((

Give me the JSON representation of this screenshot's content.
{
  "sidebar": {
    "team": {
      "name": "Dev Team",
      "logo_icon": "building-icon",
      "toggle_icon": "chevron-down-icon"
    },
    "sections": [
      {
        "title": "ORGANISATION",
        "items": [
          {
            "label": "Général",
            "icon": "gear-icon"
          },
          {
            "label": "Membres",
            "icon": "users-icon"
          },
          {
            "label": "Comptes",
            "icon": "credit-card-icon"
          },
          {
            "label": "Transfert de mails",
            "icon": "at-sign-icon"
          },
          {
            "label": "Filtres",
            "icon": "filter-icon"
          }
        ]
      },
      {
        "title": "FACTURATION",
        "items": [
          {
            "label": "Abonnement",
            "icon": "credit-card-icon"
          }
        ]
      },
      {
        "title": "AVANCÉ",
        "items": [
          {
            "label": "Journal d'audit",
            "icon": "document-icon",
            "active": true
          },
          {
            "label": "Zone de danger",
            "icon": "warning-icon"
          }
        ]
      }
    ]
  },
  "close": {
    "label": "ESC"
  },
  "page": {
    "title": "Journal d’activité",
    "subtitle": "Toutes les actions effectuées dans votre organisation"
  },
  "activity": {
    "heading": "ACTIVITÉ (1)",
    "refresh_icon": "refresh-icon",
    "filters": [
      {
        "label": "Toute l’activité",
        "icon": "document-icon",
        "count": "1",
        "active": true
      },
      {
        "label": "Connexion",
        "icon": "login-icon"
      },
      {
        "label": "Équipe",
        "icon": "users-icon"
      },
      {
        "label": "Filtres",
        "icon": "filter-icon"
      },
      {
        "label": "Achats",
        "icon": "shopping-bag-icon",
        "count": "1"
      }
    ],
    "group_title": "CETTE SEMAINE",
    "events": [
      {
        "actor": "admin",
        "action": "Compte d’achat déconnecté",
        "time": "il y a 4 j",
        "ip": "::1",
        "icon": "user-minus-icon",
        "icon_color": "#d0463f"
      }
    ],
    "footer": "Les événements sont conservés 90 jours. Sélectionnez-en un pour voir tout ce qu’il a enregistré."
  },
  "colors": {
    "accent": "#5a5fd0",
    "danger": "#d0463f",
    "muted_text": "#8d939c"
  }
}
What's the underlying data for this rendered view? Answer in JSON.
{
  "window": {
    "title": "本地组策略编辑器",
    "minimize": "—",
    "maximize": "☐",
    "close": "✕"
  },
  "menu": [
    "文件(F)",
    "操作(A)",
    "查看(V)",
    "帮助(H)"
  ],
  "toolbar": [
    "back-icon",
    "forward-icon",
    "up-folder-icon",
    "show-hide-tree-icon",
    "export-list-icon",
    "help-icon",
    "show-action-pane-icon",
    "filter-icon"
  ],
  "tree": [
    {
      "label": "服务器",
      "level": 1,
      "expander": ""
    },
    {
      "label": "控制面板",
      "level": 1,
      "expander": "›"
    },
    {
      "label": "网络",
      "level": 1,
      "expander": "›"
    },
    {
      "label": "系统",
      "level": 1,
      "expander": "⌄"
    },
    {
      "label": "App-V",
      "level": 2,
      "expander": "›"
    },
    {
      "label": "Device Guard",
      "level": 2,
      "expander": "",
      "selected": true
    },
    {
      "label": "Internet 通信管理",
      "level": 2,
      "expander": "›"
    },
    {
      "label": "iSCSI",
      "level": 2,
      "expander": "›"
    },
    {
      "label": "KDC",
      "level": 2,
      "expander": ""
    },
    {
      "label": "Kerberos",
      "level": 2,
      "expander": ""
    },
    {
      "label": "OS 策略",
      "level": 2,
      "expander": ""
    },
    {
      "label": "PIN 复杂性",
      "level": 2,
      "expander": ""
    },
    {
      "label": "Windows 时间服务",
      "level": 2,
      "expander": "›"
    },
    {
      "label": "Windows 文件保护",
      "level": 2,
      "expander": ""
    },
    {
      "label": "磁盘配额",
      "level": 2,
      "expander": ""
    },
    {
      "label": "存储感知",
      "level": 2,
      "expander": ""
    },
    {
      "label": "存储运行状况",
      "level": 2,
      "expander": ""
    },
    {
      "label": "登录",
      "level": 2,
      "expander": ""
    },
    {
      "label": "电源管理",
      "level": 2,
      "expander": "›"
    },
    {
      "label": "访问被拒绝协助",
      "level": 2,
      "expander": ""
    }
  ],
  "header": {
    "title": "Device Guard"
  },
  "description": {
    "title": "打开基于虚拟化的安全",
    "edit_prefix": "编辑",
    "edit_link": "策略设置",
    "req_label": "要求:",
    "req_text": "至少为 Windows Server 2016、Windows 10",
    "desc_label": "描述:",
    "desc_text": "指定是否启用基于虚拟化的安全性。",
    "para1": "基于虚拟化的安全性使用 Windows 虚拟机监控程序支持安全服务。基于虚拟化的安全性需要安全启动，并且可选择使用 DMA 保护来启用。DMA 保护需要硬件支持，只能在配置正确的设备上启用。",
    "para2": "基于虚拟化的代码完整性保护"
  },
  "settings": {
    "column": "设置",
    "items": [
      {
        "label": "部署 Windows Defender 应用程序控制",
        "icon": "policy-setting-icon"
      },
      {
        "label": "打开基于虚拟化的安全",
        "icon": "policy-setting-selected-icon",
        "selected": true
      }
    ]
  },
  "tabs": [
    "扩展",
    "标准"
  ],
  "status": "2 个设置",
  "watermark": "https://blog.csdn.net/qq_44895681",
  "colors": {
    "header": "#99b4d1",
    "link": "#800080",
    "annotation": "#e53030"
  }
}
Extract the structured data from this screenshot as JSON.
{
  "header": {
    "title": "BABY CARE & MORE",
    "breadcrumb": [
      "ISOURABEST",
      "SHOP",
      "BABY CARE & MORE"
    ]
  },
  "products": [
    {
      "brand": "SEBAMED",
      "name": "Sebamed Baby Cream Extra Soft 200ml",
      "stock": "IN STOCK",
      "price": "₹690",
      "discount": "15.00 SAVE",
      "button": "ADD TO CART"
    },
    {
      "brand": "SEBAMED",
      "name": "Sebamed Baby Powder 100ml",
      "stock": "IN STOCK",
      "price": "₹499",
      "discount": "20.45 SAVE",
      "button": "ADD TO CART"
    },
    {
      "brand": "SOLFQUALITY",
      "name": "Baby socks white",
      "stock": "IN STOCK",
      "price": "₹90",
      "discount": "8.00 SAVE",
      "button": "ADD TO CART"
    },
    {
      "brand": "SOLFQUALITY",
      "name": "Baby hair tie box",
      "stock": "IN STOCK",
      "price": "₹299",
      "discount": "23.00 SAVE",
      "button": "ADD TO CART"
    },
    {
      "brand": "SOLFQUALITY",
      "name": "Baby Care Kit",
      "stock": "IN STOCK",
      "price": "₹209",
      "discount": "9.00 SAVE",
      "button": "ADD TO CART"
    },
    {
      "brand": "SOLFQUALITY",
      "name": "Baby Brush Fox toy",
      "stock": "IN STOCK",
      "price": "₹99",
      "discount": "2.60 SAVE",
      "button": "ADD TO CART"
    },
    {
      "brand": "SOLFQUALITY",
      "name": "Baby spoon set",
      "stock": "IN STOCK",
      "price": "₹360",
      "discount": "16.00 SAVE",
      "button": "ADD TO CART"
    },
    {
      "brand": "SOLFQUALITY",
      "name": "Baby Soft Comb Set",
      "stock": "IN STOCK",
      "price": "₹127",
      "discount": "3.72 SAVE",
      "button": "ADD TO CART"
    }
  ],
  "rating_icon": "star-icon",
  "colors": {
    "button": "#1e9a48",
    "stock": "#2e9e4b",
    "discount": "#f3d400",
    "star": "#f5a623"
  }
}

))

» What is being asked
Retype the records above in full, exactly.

» Written response
Give me the JSON representation of this screenshot's content.
{
  "sidebar": {
    "team": {
      "name": "Dev Team",
      "logo_icon": "building-icon",
      "toggle_icon": "chevron-down-icon"
    },
    "sections": [
      {
        "title": "ORGANISATION",
        "items": [
          {
            "label": "Général",
            "icon": "gear-icon"
          },
          {
            "label": "Membres",
            "icon": "users-icon"
          },
          {
            "label": "Comptes",
            "icon": "credit-card-icon"
          },
          {
            "label": "Transfert de mails",
            "icon": "at-sign-icon"
          },
          {
            "label": "Filtres",
            "icon": "filter-icon"
          }
        ]
      },
      {
        "title": "FACTURATION",
        "items": [
          {
            "label": "Abonnement",
            "icon": "credit-card-icon"
          }
        ]
      },
      {
        "title": "AVANCÉ",
        "items": [
          {
            "label": "Journal d'audit",
            "icon": "document-icon",
            "active": true
          },
          {
            "label": "Zone de danger",
            "icon": "warning-icon"
          }
        ]
      }
    ]
  },
  "close": {
    "label": "ESC"
  },
  "page": {
    "title": "Journal d’activité",
    "subtitle": "Toutes les actions effectuées dans votre organisation"
  },
  "activity": {
    "heading": "ACTIVITÉ (1)",
    "refresh_icon": "refresh-icon",
    "filters": [
      {
        "label": "Toute l’activité",
        "icon": "document-icon",
        "count": "1",
        "active": true
      },
      {
        "label": "Connexion",
        "icon": "login-icon"
      },
      {
        "label": "Équipe",
        "icon": "users-icon"
      },
      {
        "label": "Filtres",
        "icon": "filter-icon"
      },
      {
        "label": "Achats",
        "icon": "shopping-bag-icon",
        "count": "1"
      }
    ],
    "group_title": "CETTE SEMAINE",
    "events": [
      {
        "actor": "admin",
        "action": "Compte d’achat déconnecté",
        "time": "il y a 4 j",
        "ip": "::1",
        "icon": "user-minus-icon",
        "icon_color": "#d0463f"
      }
    ],
    "footer": "Les événements sont conservés 90 jours. Sélectionnez-en un pour voir tout ce qu’il a enregistré."
  },
  "colors": {
    "accent": "#5a5fd0",
    "danger": "#d0463f",
    "muted_text": "#8d939c"
  }
}
What's the underlying data for this rendered view? Answer in JSON.
{
  "window": {
    "title": "本地组策略编辑器",
    "minimize": "—",
    "maximize": "☐",
    "close": "✕"
  },
  "menu": [
    "文件(F)",
    "操作(A)",
    "查看(V)",
    "帮助(H)"
  ],
  "toolbar": [
    "back-icon",
    "forward-icon",
    "up-folder-icon",
    "show-hide-tree-icon",
    "export-list-icon",
    "help-icon",
    "show-action-pane-icon",
    "filter-icon"
  ],
  "tree": [
    {
      "label": "服务器",
      "level": 1,
      "expander": ""
    },
    {
      "label": "控制面板",
      "level": 1,
      "expander": "›"
    },
    {
      "label": "网络",
      "level": 1,
      "expander": "›"
    },
    {
      "label": "系统",
      "level": 1,
      "expander": "⌄"
    },
    {
      "label": "App-V",
      "level": 2,
      "expander": "›"
    },
    {
      "label": "Device Guard",
      "level": 2,
      "expander": "",
      "selected": true
    },
    {
      "label": "Internet 通信管理",
      "level": 2,
      "expander": "›"
    },
    {
      "label": "iSCSI",
      "level": 2,
      "expander": "›"
    },
    {
      "label": "KDC",
      "level": 2,
      "expander": ""
    },
    {
      "label": "Kerberos",
      "level": 2,
      "expander": ""
    },
    {
      "label": "OS 策略",
      "level": 2,
      "expander": ""
    },
    {
      "label": "PIN 复杂性",
      "level": 2,
      "expander": ""
    },
    {
      "label": "Windows 时间服务",
      "level": 2,
      "expander": "›"
    },
    {
      "label": "Windows 文件保护",
      "level": 2,
      "expander": ""
    },
    {
      "label": "磁盘配额",
      "level": 2,
      "expander": ""
    },
    {
      "label": "存储感知",
      "level": 2,
      "expander": ""
    },
    {
      "label": "存储运行状况",
      "level": 2,
      "expander": ""
    },
    {
      "label": "登录",
      "level": 2,
      "expander": ""
    },
    {
      "label": "电源管理",
      "level": 2,
      "expander": "›"
    },
    {
      "label": "访问被拒绝协助",
      "level": 2,
      "expander": ""
    }
  ],
  "header": {
    "title": "Device Guard"
  },
  "description": {
    "title": "打开基于虚拟化的安全",
    "edit_prefix": "编辑",
    "edit_link": "策略设置",
    "req_label": "要求:",
    "req_text": "至少为 Windows Server 2016、Windows 10",
    "desc_label": "描述:",
    "desc_text": "指定是否启用基于虚拟化的安全性。",
    "para1": "基于虚拟化的安全性使用 Windows 虚拟机监控程序支持安全服务。基于虚拟化的安全性需要安全启动，并且可选择使用 DMA 保护来启用。DMA 保护需要硬件支持，只能在配置正确的设备上启用。",
    "para2": "基于虚拟化的代码完整性保护"
  },
  "settings": {
    "column": "设置",
    "items": [
      {
        "label": "部署 Windows Defender 应用程序控制",
        "icon": "policy-setting-icon"
      },
      {
        "label": "打开基于虚拟化的安全",
        "icon": "policy-setting-selected-icon",
        "selected": true
      }
    ]
  },
  "tabs": [
    "扩展",
    "标准"
  ],
  "status": "2 个设置",
  "watermark": "https://blog.csdn.net/qq_44895681",
  "colors": {
    "header": "#99b4d1",
    "link": "#800080",
    "annotation": "#e53030"
  }
}
Extract the structured data from this screenshot as JSON.
{
  "header": {
    "title": "BABY CARE & MORE",
    "breadcrumb": [
      "ISOURABEST",
      "SHOP",
      "BABY CARE & MORE"
    ]
  },
  "products": [
    {
      "brand": "SEBAMED",
      "name": "Sebamed Baby Cream Extra Soft 200ml",
      "stock": "IN STOCK",
      "price": "₹690",
      "discount": "15.00 SAVE",
      "button": "ADD TO CART"
    },
    {
      "brand": "SEBAMED",
      "name": "Sebamed Baby Powder 100ml",
      "stock": "IN STOCK",
      "price": "₹499",
      "discount": "20.45 SAVE",
      "button": "ADD TO CART"
    },
    {
      "brand": "SOLFQUALITY",
      "name": "Baby socks white",
      "stock": "IN STOCK",
      "price": "₹90",
      "discount": "8.00 SAVE",
      "button": "ADD TO CART"
    },
    {
      "brand": "SOLFQUALITY",
      "name": "Baby hair tie box",
      "stock": "IN STOCK",
      "price": "₹299",
      "discount": "23.00 SAVE",
      "button": "ADD TO CART"
    },
    {
      "brand": "SOLFQUALITY",
      "name": "Baby Care Kit",
      "stock": "IN STOCK",
      "price": "₹209",
      "discount": "9.00 SAVE",
      "button": "ADD TO CART"
    },
    {
      "brand": "SOLFQUALITY",
      "name": "Baby Brush Fox toy",
      "stock": "IN STOCK",
      "price": "₹99",
      "discount": "2.60 SAVE",
      "button": "ADD TO CART"
    },
    {
      "brand": "SOLFQUALITY",
      "name": "Baby spoon set",
      "stock": "IN STOCK",
      "price": "₹360",
      "discount": "16.00 SAVE",
      "button": "ADD TO CART"
    },
    {
      "brand": "SOLFQUALITY",
      "name": "Baby Soft Comb Set",
      "stock": "IN STOCK",
      "price": "₹127",
      "discount": "3.72 SAVE",
      "button": "ADD TO CART"
    }
  ],
  "rating_icon": "star-icon",
  "colors": {
    "button": "#1e9a48",
    "stock": "#2e9e4b",
    "discount": "#f3d400",
    "star": "#f5a623"
  }
}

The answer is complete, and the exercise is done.